Leave out the pictures, then return the records word for word.

(Web page and app entries)
-=-=-=-=-

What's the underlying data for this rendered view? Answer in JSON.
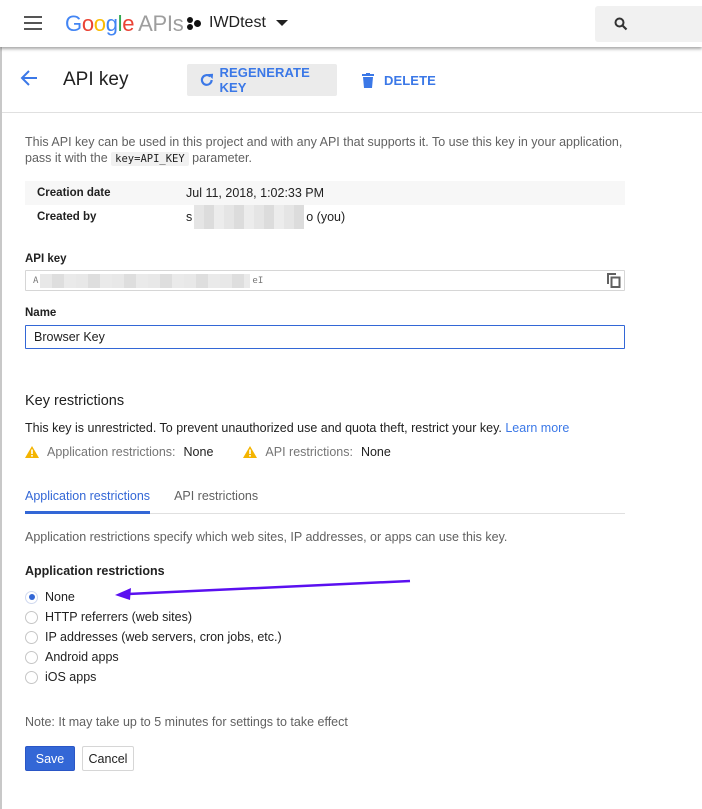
{
  "topbar": {
    "logo_google": [
      "G",
      "o",
      "o",
      "g",
      "l",
      "e"
    ],
    "logo_apis": "APIs",
    "project_name": "IWDtest"
  },
  "header": {
    "title": "API key",
    "regenerate_label": "REGENERATE KEY",
    "delete_label": "DELETE"
  },
  "description": {
    "text_before": "This API key can be used in this project and with any API that supports it. To use this key in your application, pass it with the ",
    "code": "key=API_KEY",
    "text_after": " parameter."
  },
  "metadata": {
    "creation_date_label": "Creation date",
    "creation_date_value": "Jul 11, 2018, 1:02:33 PM",
    "created_by_label": "Created by",
    "created_by_prefix": "s",
    "created_by_suffix": "o (you)"
  },
  "api_key": {
    "label": "API key",
    "value_prefix": "A",
    "value_suffix": "eI"
  },
  "name": {
    "label": "Name",
    "value": "Browser Key"
  },
  "key_restrictions": {
    "title": "Key restrictions",
    "unrestricted_text": "This key is unrestricted. To prevent unauthorized use and quota theft, restrict your key. ",
    "learn_more": "Learn more",
    "app_restrictions_label": "Application restrictions:",
    "app_restrictions_value": "None",
    "api_restrictions_label": "API restrictions:",
    "api_restrictions_value": "None",
    "warning_color": "#f4b400"
  },
  "tabs": [
    {
      "label": "Application restrictions",
      "active": true
    },
    {
      "label": "API restrictions",
      "active": false
    }
  ],
  "application_restrictions": {
    "description": "Application restrictions specify which web sites, IP addresses, or apps can use this key.",
    "title": "Application restrictions",
    "options": [
      {
        "label": "None",
        "selected": true
      },
      {
        "label": "HTTP referrers (web sites)",
        "selected": false
      },
      {
        "label": "IP addresses (web servers, cron jobs, etc.)",
        "selected": false
      },
      {
        "label": "Android apps",
        "selected": false
      },
      {
        "label": "iOS apps",
        "selected": false
      }
    ]
  },
  "annotation": {
    "arrow_color": "#5a10f0"
  },
  "footer": {
    "note": "Note: It may take up to 5 minutes for settings to take effect",
    "save_label": "Save",
    "cancel_label": "Cancel"
  },
  "colors": {
    "accent": "#3367d6",
    "link": "#3b78e7"
  }
}
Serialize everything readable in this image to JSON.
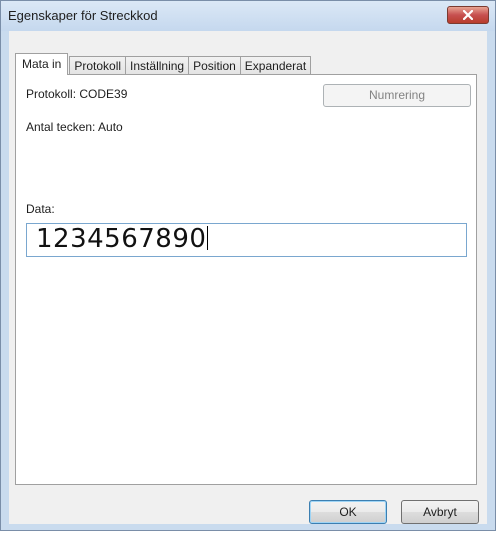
{
  "window": {
    "title": "Egenskaper för Streckkod"
  },
  "tabs": [
    {
      "label": "Mata in",
      "active": true
    },
    {
      "label": "Protokoll",
      "active": false
    },
    {
      "label": "Inställning",
      "active": false
    },
    {
      "label": "Position",
      "active": false
    },
    {
      "label": "Expanderat",
      "active": false
    }
  ],
  "panel": {
    "protocol_label": "Protokoll: CODE39",
    "char_count_label": "Antal tecken: Auto",
    "numbering_button": "Numrering",
    "data_label": "Data:",
    "data_value": "1234567890"
  },
  "footer": {
    "ok_label": "OK",
    "cancel_label": "Avbryt"
  },
  "colors": {
    "titlebar": "#c5d8ee",
    "close_button": "#c75050",
    "panel_bg": "#ffffff",
    "input_border": "#7aa7cf"
  },
  "icons": {
    "close": "close-icon"
  }
}
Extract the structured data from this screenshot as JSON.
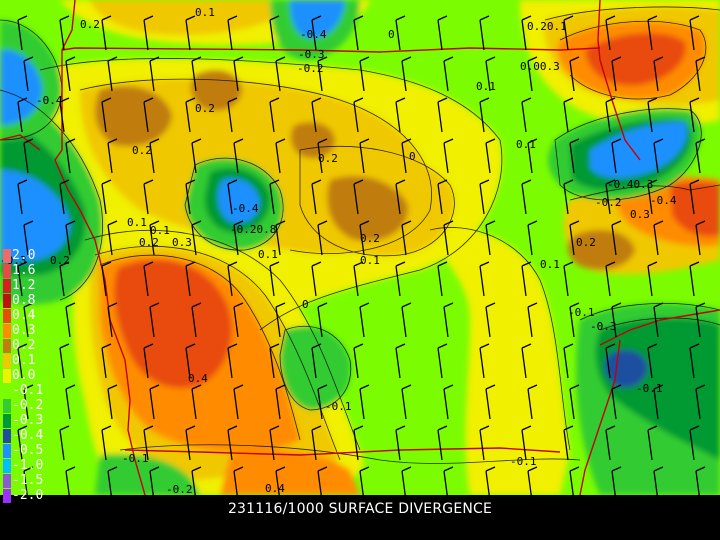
{
  "footer": {
    "title": "231116/1000 SURFACE DIVERGENCE"
  },
  "legend": {
    "items": [
      {
        "label": "2.0",
        "color": "#f06a6a"
      },
      {
        "label": "1.6",
        "color": "#e84a4a"
      },
      {
        "label": "1.2",
        "color": "#d62020"
      },
      {
        "label": "0.8",
        "color": "#c01010"
      },
      {
        "label": "0.4",
        "color": "#e84b0a"
      },
      {
        "label": "0.3",
        "color": "#ff8c00"
      },
      {
        "label": "0.2",
        "color": "#c07d10"
      },
      {
        "label": "0.1",
        "color": "#f0c800"
      },
      {
        "label": "0.0",
        "color": "#f0f000"
      },
      {
        "label": "-0.1",
        "color": "#7cfc00"
      },
      {
        "label": "-0.2",
        "color": "#33cc33"
      },
      {
        "label": "-0.3",
        "color": "#009933"
      },
      {
        "label": "-0.4",
        "color": "#1e4fa0"
      },
      {
        "label": "-0.5",
        "color": "#1e90ff"
      },
      {
        "label": "-1.0",
        "color": "#00bfff"
      },
      {
        "label": "-1.5",
        "color": "#8a5cd0"
      },
      {
        "label": "-2.0",
        "color": "#9b30ff"
      }
    ]
  },
  "map": {
    "contour_labels": [
      "0.2",
      "0.1",
      "-0.4",
      "-0.3",
      "-0.2",
      "0",
      "0.20.1",
      "0.00.3",
      "-0.4",
      "0.1",
      "0.2",
      "0.2",
      "0.1",
      "0.2",
      "0",
      "-0.4",
      "-0.40.3",
      "-0.2",
      "0.3",
      "-0.4",
      "0.1",
      "0.2",
      "0.3",
      "0.2",
      "0.1",
      "-0.20.8",
      "0.2",
      "0.1",
      "0.1",
      "0.2",
      "0.1",
      "-0.1",
      "-0.3",
      "0.4",
      "-0.1",
      "0",
      "-0.1",
      "-0.1",
      "-0.1",
      "0.4",
      "-0.2",
      "-0.3"
    ]
  }
}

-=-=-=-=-

**EXERCISE RESULT**:
What's the underlying data for this rendered view? Answer in JSON.
{
  "topbar": {
    "logo_google": [
      "G",
      "o",
      "o",
      "g",
      "l",
      "e"
    ],
    "logo_apis": "APIs",
    "project_name": "IWDtest"
  },
  "header": {
    "title": "API key",
    "regenerate_label": "REGENERATE KEY",
    "delete_label": "DELETE"
  },
  "description": {
    "text_before": "This API key can be used in this project and with any API that supports it. To use this key in your application, pass it with the ",
    "code": "key=API_KEY",
    "text_after": " parameter."
  },
  "metadata": {
    "creation_date_label": "Creation date",
    "creation_date_value": "Jul 11, 2018, 1:02:33 PM",
    "created_by_label": "Created by",
    "created_by_prefix": "s",
    "created_by_suffix": "o (you)"
  },
  "api_key": {
    "label": "API key",
    "value_prefix": "A",
    "value_suffix": "eI"
  },
  "name": {
    "label": "Name",
    "value": "Browser Key"
  },
  "key_restrictions": {
    "title": "Key restrictions",
    "unrestricted_text": "This key is unrestricted. To prevent unauthorized use and quota theft, restrict your key. ",
    "learn_more": "Learn more",
    "app_restrictions_label": "Application restrictions:",
    "app_restrictions_value": "None",
    "api_restrictions_label": "API restrictions:",
    "api_restrictions_value": "None",
    "warning_color": "#f4b400"
  },
  "tabs": [
    {
      "label": "Application restrictions",
      "active": true
    },
    {
      "label": "API restrictions",
      "active": false
    }
  ],
  "application_restrictions": {
    "description": "Application restrictions specify which web sites, IP addresses, or apps can use this key.",
    "title": "Application restrictions",
    "options": [
      {
        "label": "None",
        "selected": true
      },
      {
        "label": "HTTP referrers (web sites)",
        "selected": false
      },
      {
        "label": "IP addresses (web servers, cron jobs, etc.)",
        "selected": false
      },
      {
        "label": "Android apps",
        "selected": false
      },
      {
        "label": "iOS apps",
        "selected": false
      }
    ]
  },
  "annotation": {
    "arrow_color": "#5a10f0"
  },
  "footer": {
    "note": "Note: It may take up to 5 minutes for settings to take effect",
    "save_label": "Save",
    "cancel_label": "Cancel"
  },
  "colors": {
    "accent": "#3367d6",
    "link": "#3b78e7"
  }
}
Serialize everything readable in this image to JSON.
{
  "window": {
    "title": "Egenskaper för Streckkod"
  },
  "tabs": [
    {
      "label": "Mata in",
      "active": true
    },
    {
      "label": "Protokoll",
      "active": false
    },
    {
      "label": "Inställning",
      "active": false
    },
    {
      "label": "Position",
      "active": false
    },
    {
      "label": "Expanderat",
      "active": false
    }
  ],
  "panel": {
    "protocol_label": "Protokoll: CODE39",
    "char_count_label": "Antal tecken: Auto",
    "numbering_button": "Numrering",
    "data_label": "Data:",
    "data_value": "1234567890"
  },
  "footer": {
    "ok_label": "OK",
    "cancel_label": "Avbryt"
  },
  "colors": {
    "titlebar": "#c5d8ee",
    "close_button": "#c75050",
    "panel_bg": "#ffffff",
    "input_border": "#7aa7cf"
  },
  "icons": {
    "close": "close-icon"
  }
}
Extract the structured data from this screenshot as JSON.
{
  "footer": {
    "title": "231116/1000 SURFACE DIVERGENCE"
  },
  "legend": {
    "items": [
      {
        "label": "2.0",
        "color": "#f06a6a"
      },
      {
        "label": "1.6",
        "color": "#e84a4a"
      },
      {
        "label": "1.2",
        "color": "#d62020"
      },
      {
        "label": "0.8",
        "color": "#c01010"
      },
      {
        "label": "0.4",
        "color": "#e84b0a"
      },
      {
        "label": "0.3",
        "color": "#ff8c00"
      },
      {
        "label": "0.2",
        "color": "#c07d10"
      },
      {
        "label": "0.1",
        "color": "#f0c800"
      },
      {
        "label": "0.0",
        "color": "#f0f000"
      },
      {
        "label": "-0.1",
        "color": "#7cfc00"
      },
      {
        "label": "-0.2",
        "color": "#33cc33"
      },
      {
        "label": "-0.3",
        "color": "#009933"
      },
      {
        "label": "-0.4",
        "color": "#1e4fa0"
      },
      {
        "label": "-0.5",
        "color": "#1e90ff"
      },
      {
        "label": "-1.0",
        "color": "#00bfff"
      },
      {
        "label": "-1.5",
        "color": "#8a5cd0"
      },
      {
        "label": "-2.0",
        "color": "#9b30ff"
      }
    ]
  },
  "map": {
    "contour_labels": [
      "0.2",
      "0.1",
      "-0.4",
      "-0.3",
      "-0.2",
      "0",
      "0.20.1",
      "0.00.3",
      "-0.4",
      "0.1",
      "0.2",
      "0.2",
      "0.1",
      "0.2",
      "0",
      "-0.4",
      "-0.40.3",
      "-0.2",
      "0.3",
      "-0.4",
      "0.1",
      "0.2",
      "0.3",
      "0.2",
      "0.1",
      "-0.20.8",
      "0.2",
      "0.1",
      "0.1",
      "0.2",
      "0.1",
      "-0.1",
      "-0.3",
      "0.4",
      "-0.1",
      "0",
      "-0.1",
      "-0.1",
      "-0.1",
      "0.4",
      "-0.2",
      "-0.3"
    ]
  }
}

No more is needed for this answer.